• Exercise aim: Copy the data exactly.

(Records from a dataset)
%%

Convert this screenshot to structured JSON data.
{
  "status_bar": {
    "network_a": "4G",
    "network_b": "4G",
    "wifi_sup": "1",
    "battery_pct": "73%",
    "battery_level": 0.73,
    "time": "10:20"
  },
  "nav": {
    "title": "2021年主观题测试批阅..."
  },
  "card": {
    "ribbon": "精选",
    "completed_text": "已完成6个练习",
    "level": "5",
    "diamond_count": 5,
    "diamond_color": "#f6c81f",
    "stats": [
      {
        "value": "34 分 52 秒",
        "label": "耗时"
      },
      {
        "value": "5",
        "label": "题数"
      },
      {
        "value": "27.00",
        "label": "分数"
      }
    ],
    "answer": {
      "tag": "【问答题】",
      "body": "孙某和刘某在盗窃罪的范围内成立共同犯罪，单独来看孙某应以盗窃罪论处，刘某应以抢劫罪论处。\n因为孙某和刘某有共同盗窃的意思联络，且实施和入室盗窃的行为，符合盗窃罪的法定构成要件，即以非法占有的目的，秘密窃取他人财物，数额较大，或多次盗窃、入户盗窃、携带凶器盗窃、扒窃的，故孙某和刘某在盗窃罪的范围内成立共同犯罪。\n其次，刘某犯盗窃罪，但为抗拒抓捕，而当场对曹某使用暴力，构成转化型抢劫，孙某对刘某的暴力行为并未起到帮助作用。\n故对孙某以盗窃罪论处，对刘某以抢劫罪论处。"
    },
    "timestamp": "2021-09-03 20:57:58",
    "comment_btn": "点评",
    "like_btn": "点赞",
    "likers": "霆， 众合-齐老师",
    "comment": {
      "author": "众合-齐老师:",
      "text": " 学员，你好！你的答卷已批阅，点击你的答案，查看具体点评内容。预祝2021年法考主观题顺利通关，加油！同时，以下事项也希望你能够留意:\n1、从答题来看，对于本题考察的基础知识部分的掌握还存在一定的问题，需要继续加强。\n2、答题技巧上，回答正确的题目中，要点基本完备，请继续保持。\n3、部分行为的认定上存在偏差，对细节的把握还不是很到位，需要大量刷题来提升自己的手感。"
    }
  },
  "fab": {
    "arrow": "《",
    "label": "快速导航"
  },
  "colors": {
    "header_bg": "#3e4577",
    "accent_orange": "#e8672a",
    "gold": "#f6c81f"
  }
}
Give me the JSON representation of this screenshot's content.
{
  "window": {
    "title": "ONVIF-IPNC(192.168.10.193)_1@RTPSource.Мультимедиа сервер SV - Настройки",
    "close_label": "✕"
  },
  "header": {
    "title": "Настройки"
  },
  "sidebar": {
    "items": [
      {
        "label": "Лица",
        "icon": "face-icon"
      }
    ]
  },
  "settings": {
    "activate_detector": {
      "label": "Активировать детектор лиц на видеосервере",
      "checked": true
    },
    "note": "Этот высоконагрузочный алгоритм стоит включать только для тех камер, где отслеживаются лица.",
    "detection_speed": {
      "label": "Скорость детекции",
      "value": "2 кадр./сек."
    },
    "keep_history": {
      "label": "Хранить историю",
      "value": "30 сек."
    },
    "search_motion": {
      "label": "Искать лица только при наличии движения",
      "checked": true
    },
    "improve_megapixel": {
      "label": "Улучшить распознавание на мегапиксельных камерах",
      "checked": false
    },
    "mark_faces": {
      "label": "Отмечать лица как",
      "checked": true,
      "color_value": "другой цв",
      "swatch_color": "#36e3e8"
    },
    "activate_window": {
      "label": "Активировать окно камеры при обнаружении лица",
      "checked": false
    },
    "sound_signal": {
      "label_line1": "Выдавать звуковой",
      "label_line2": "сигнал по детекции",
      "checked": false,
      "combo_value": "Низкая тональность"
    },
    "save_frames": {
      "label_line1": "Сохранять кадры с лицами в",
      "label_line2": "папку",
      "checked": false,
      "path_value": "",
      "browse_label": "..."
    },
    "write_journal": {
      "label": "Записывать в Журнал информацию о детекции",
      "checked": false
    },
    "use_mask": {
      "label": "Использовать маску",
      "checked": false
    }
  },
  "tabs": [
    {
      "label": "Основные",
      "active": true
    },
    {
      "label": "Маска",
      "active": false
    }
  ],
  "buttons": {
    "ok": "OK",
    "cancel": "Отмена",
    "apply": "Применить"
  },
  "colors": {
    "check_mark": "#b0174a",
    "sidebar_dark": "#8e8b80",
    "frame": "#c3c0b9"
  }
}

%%

• Task result:
Convert this screenshot to structured JSON data.
{
  "status_bar": {
    "network_a": "4G",
    "network_b": "4G",
    "wifi_sup": "1",
    "battery_pct": "73%",
    "battery_level": 0.73,
    "time": "10:20"
  },
  "nav": {
    "title": "2021年主观题测试批阅..."
  },
  "card": {
    "ribbon": "精选",
    "completed_text": "已完成6个练习",
    "level": "5",
    "diamond_count": 5,
    "diamond_color": "#f6c81f",
    "stats": [
      {
        "value": "34 分 52 秒",
        "label": "耗时"
      },
      {
        "value": "5",
        "label": "题数"
      },
      {
        "value": "27.00",
        "label": "分数"
      }
    ],
    "answer": {
      "tag": "【问答题】",
      "body": "孙某和刘某在盗窃罪的范围内成立共同犯罪，单独来看孙某应以盗窃罪论处，刘某应以抢劫罪论处。\n因为孙某和刘某有共同盗窃的意思联络，且实施和入室盗窃的行为，符合盗窃罪的法定构成要件，即以非法占有的目的，秘密窃取他人财物，数额较大，或多次盗窃、入户盗窃、携带凶器盗窃、扒窃的，故孙某和刘某在盗窃罪的范围内成立共同犯罪。\n其次，刘某犯盗窃罪，但为抗拒抓捕，而当场对曹某使用暴力，构成转化型抢劫，孙某对刘某的暴力行为并未起到帮助作用。\n故对孙某以盗窃罪论处，对刘某以抢劫罪论处。"
    },
    "timestamp": "2021-09-03 20:57:58",
    "comment_btn": "点评",
    "like_btn": "点赞",
    "likers": "霆， 众合-齐老师",
    "comment": {
      "author": "众合-齐老师:",
      "text": " 学员，你好！你的答卷已批阅，点击你的答案，查看具体点评内容。预祝2021年法考主观题顺利通关，加油！同时，以下事项也希望你能够留意:\n1、从答题来看，对于本题考察的基础知识部分的掌握还存在一定的问题，需要继续加强。\n2、答题技巧上，回答正确的题目中，要点基本完备，请继续保持。\n3、部分行为的认定上存在偏差，对细节的把握还不是很到位，需要大量刷题来提升自己的手感。"
    }
  },
  "fab": {
    "arrow": "《",
    "label": "快速导航"
  },
  "colors": {
    "header_bg": "#3e4577",
    "accent_orange": "#e8672a",
    "gold": "#f6c81f"
  }
}
Give me the JSON representation of this screenshot's content.
{
  "window": {
    "title": "ONVIF-IPNC(192.168.10.193)_1@RTPSource.Мультимедиа сервер SV - Настройки",
    "close_label": "✕"
  },
  "header": {
    "title": "Настройки"
  },
  "sidebar": {
    "items": [
      {
        "label": "Лица",
        "icon": "face-icon"
      }
    ]
  },
  "settings": {
    "activate_detector": {
      "label": "Активировать детектор лиц на видеосервере",
      "checked": true
    },
    "note": "Этот высоконагрузочный алгоритм стоит включать только для тех камер, где отслеживаются лица.",
    "detection_speed": {
      "label": "Скорость детекции",
      "value": "2 кадр./сек."
    },
    "keep_history": {
      "label": "Хранить историю",
      "value": "30 сек."
    },
    "search_motion": {
      "label": "Искать лица только при наличии движения",
      "checked": true
    },
    "improve_megapixel": {
      "label": "Улучшить распознавание на мегапиксельных камерах",
      "checked": false
    },
    "mark_faces": {
      "label": "Отмечать лица как",
      "checked": true,
      "color_value": "другой цв",
      "swatch_color": "#36e3e8"
    },
    "activate_window": {
      "label": "Активировать окно камеры при обнаружении лица",
      "checked": false
    },
    "sound_signal": {
      "label_line1": "Выдавать звуковой",
      "label_line2": "сигнал по детекции",
      "checked": false,
      "combo_value": "Низкая тональность"
    },
    "save_frames": {
      "label_line1": "Сохранять кадры с лицами в",
      "label_line2": "папку",
      "checked": false,
      "path_value": "",
      "browse_label": "..."
    },
    "write_journal": {
      "label": "Записывать в Журнал информацию о детекции",
      "checked": false
    },
    "use_mask": {
      "label": "Использовать маску",
      "checked": false
    }
  },
  "tabs": [
    {
      "label": "Основные",
      "active": true
    },
    {
      "label": "Маска",
      "active": false
    }
  ],
  "buttons": {
    "ok": "OK",
    "cancel": "Отмена",
    "apply": "Применить"
  },
  "colors": {
    "check_mark": "#b0174a",
    "sidebar_dark": "#8e8b80",
    "frame": "#c3c0b9"
  }
}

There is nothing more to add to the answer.